TASK TO CARRY OUT >>
Reproduce all entries precisely as they are written.
☆ ☆ ☆ ☆
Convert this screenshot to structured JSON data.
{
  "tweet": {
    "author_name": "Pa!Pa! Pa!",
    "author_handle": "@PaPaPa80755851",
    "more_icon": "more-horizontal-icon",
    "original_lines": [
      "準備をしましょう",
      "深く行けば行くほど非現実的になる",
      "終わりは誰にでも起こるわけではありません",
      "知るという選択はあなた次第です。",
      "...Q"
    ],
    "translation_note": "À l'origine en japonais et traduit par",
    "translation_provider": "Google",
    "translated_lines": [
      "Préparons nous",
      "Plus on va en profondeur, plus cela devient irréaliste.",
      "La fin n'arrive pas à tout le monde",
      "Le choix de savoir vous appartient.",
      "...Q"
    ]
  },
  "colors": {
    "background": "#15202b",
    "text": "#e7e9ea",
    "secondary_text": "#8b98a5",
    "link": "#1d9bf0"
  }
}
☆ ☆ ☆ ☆
RESULT FOR THIS TASK >>
Convert this screenshot to structured JSON data.
{
  "tweet": {
    "author_name": "Pa!Pa! Pa!",
    "author_handle": "@PaPaPa80755851",
    "more_icon": "more-horizontal-icon",
    "original_lines": [
      "準備をしましょう",
      "深く行けば行くほど非現実的になる",
      "終わりは誰にでも起こるわけではありません",
      "知るという選択はあなた次第です。",
      "...Q"
    ],
    "translation_note": "À l'origine en japonais et traduit par",
    "translation_provider": "Google",
    "translated_lines": [
      "Préparons nous",
      "Plus on va en profondeur, plus cela devient irréaliste.",
      "La fin n'arrive pas à tout le monde",
      "Le choix de savoir vous appartient.",
      "...Q"
    ]
  },
  "colors": {
    "background": "#15202b",
    "text": "#e7e9ea",
    "secondary_text": "#8b98a5",
    "link": "#1d9bf0"
  }
}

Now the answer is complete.